    Early dollar specialist Martin Logies prepared his own study of the coins, largely based on the previous work that Collins had completed.

    In The Flowing Hair Silver Dollars of 1794, Logies wrote an appreciation of Collins and his work:

    “The author must also acknowledge the inspiration provided by the late numismatist and researcher Jack Collins, who himself spent a quarter of a century researching the 1794 dollar. While Jack’s untimely passing prevented the completion and publication of his research, he nonetheless served as the pioneer in this field, and demonstrated that a study such as this one was possible and meaningful.”

    The knowledge available to numismatists today is such that few 1794 silver dollars remain anonymous. By that, we mean that nearly every 1794 silver dollar that appears in the marketplace today has appeared at some time in the past. We currently have a list of 132 different specimens, including this piece. The glossy surfaces of this coin exhibit attractive olive, brown, and steel toning. The surfaces are smooth, with only a few minor marks. A small scrape of light silver appears on the obverse at 11 o’clock. The remaining nearly invisible marks on each side are ancient and blend nicely with the surrounding color. A thin scratch outside stars 4, 5, and 6 provides immediate identification of this specimen. Collins and Logies each published an extensive physical description of the coin, including the position of every single blemish. Most of the marks are consistent with the grade and hardly warrant discussion.
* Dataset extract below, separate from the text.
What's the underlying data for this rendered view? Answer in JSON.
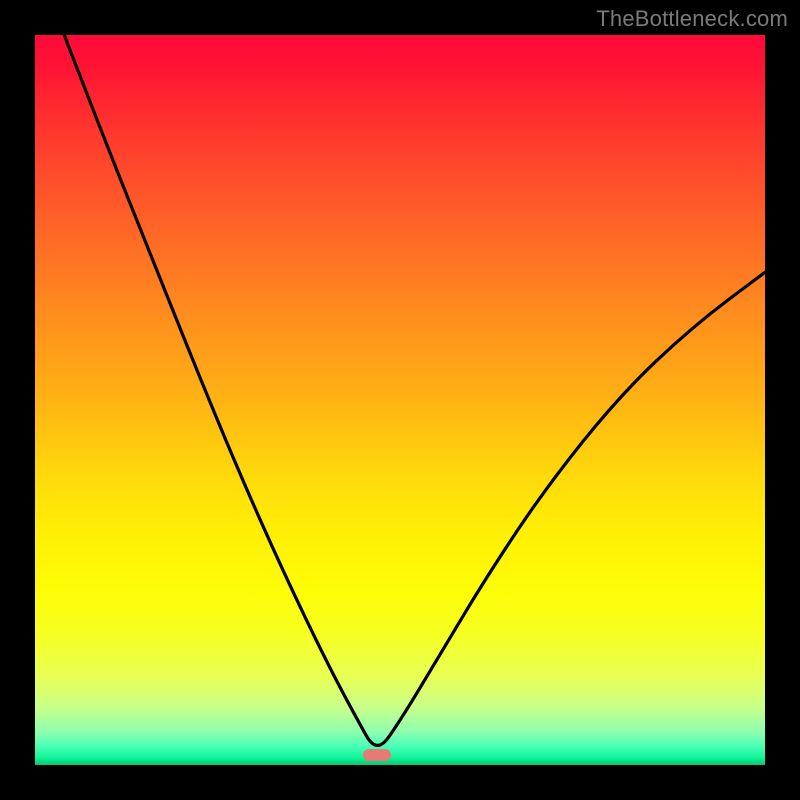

    In 1981 the RARCOA cataloger wrote: “Choice Very Fine. An exceptional specimen with very light attractive toning over virtually immaculate surfaces that are totally devoid of nicks, scratches, or problems of any kind. Additionally, this piece has a full, complete four digit date.” In 1987 the Bowers and Merena cataloger wrote: “A very pleasing coin with smooth even wear, and although a few marks are evident, as is normal for the grade, the piece is far above average in quality. The surfaces are a glossy light silver gray. Overall the piece has an extraordinary aesthetic appeal.”

    In 1989 Bowers and Merena wrote: “A nice, glossy smooth specimen very faintly toned in appealing mottled hues of coppery gold and lilac gray. About two-thirds of Miss Liberty’s hair details are clear, as are an equal proportion of the eagle’s wing feathers. A pair of tiny rim marks are present, but these are scarcely worth mentioning.”
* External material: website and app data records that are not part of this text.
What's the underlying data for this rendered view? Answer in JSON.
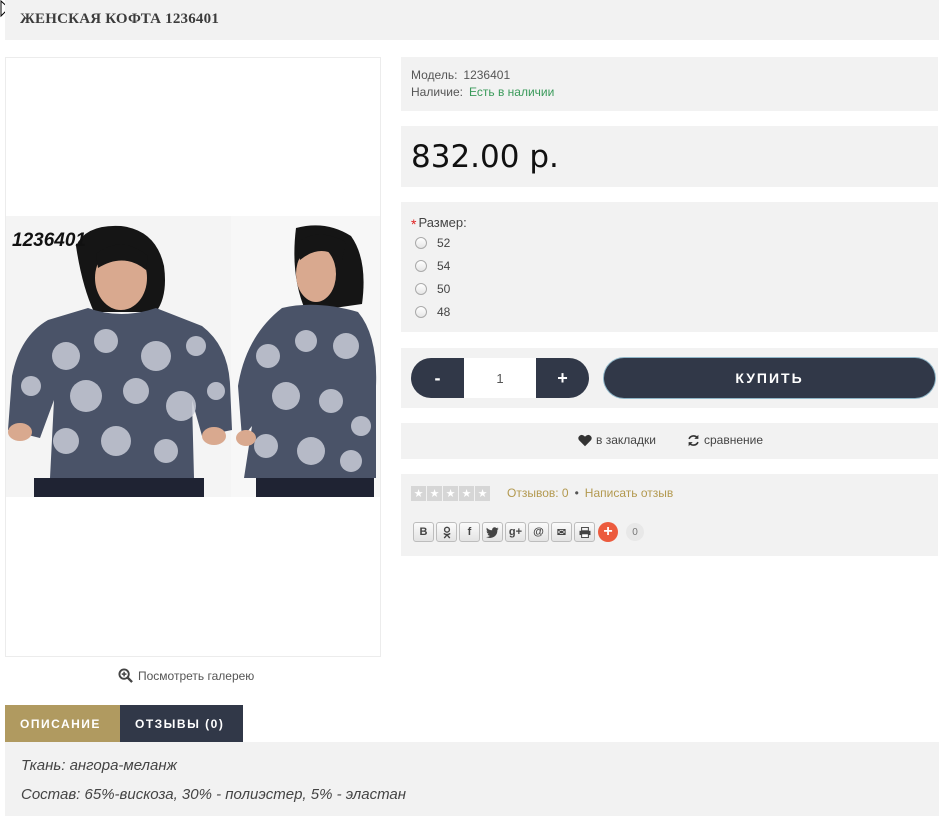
{
  "product": {
    "title": "ЖЕНСКАЯ КОФТА 1236401",
    "photo_code": "1236401"
  },
  "gallery": {
    "label": "Посмотреть галерею"
  },
  "info": {
    "model_label": "Модель:",
    "model_value": "1236401",
    "stock_label": "Наличие:",
    "stock_value": "Есть в наличии"
  },
  "price": "832.00 р.",
  "sizes": {
    "label": "Размер:",
    "options": [
      "52",
      "54",
      "50",
      "48"
    ]
  },
  "cart": {
    "minus": "-",
    "plus": "+",
    "quantity": "1",
    "buy_label": "КУПИТЬ"
  },
  "actions": {
    "wishlist": "в закладки",
    "compare": "сравнение"
  },
  "reviews": {
    "rating": 0,
    "count_label": "Отзывов: 0",
    "separator": "•",
    "write_label": "Написать отзыв"
  },
  "share": {
    "buttons": [
      "В",
      "ok",
      "f",
      "t",
      "g+",
      "@",
      "✉",
      "print"
    ],
    "count": "0"
  },
  "tabs": [
    {
      "label": "ОПИСАНИЕ",
      "active": true
    },
    {
      "label": "ОТЗЫВЫ (0)",
      "active": false
    }
  ],
  "description": {
    "line1": "Ткань: ангора-меланж",
    "line2": "Состав: 65%-вискоза, 30% - полиэстер, 5% - эластан"
  },
  "colors": {
    "dark": "#313848",
    "gold": "#b09a60",
    "panel": "#f2f2f2",
    "stock_green": "#3a9a5a",
    "share_orange": "#ec5b3e"
  }
}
    Ex: a collector surnamed O’Neil; American Coin (Alan Van Vliet, 1974); Pasadena Coin Co. (Henry and Richard Heller, 1974); Mitch Mellowitz; Jess Peters (8/1974), lot 904; Auction ’81 (RARCOA, 7/1981), lot 147; Bowers and Merena (11/1987), lot 368; John Koppell; Bowers and Merena (6/1989), lot 142.(Registry values: N10218) (NGC ID# 24WY, PCGS# 6851)



    $20 Liberty Head Gold Coin
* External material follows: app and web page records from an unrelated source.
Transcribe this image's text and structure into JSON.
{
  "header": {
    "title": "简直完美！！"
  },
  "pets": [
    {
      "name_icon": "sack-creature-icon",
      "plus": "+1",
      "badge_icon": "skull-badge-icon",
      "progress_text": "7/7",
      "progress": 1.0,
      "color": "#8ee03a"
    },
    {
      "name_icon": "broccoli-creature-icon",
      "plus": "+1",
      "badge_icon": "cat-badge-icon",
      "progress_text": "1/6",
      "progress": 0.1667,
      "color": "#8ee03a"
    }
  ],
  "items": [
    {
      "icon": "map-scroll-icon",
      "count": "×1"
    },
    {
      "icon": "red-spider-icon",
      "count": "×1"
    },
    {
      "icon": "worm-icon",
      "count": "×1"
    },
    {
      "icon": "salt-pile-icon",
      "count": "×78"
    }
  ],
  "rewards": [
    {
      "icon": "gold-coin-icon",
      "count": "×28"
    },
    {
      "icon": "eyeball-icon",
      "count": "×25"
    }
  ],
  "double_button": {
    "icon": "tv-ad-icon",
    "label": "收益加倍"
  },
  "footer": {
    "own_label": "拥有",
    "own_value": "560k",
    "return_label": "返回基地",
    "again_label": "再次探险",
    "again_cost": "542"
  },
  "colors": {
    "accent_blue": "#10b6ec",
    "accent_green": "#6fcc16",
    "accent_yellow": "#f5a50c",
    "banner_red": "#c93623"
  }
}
    Discover your Own Treasure in American History


    The $20 Liberty Head gold coin is an American classic.

    During the California Gold Rush, as our country expanded and grew, the coins were issued for circulation from 1850 through 1907. Although millions were made, many were lost in the 1930’s when a presidential order required citizens to deliver their gold to the Federal Reserve for melting. Fortunately, some were saved in collections or transferred for commercial payments overseas.

    Today, you can see the first example of this magnificent coin, dated 1849, at the Smithsonian Institution. Even better, you can own a piece of history. A limited number of Choice Uncirculated coins are available for immediate delivery to you. Each is graded, certified, and guaranteed for authenticity by either the Professional Coin Grading Service(PCGS) or the Numismatic Guaranty Corporation of America (NGC) as Mint State 64. Financial experts recommend gold as a valuable component of a diversified portfolio. In recent years, average circulated, common date $20 Liberty gold coins have also been used as an alternative bullion coin and hedge against inflation.

    There’s nothing quite like the security of having your own private stash of gold, especially if it’s made up of century old $20 gold pieces!

    Order today! Call (866)472-8126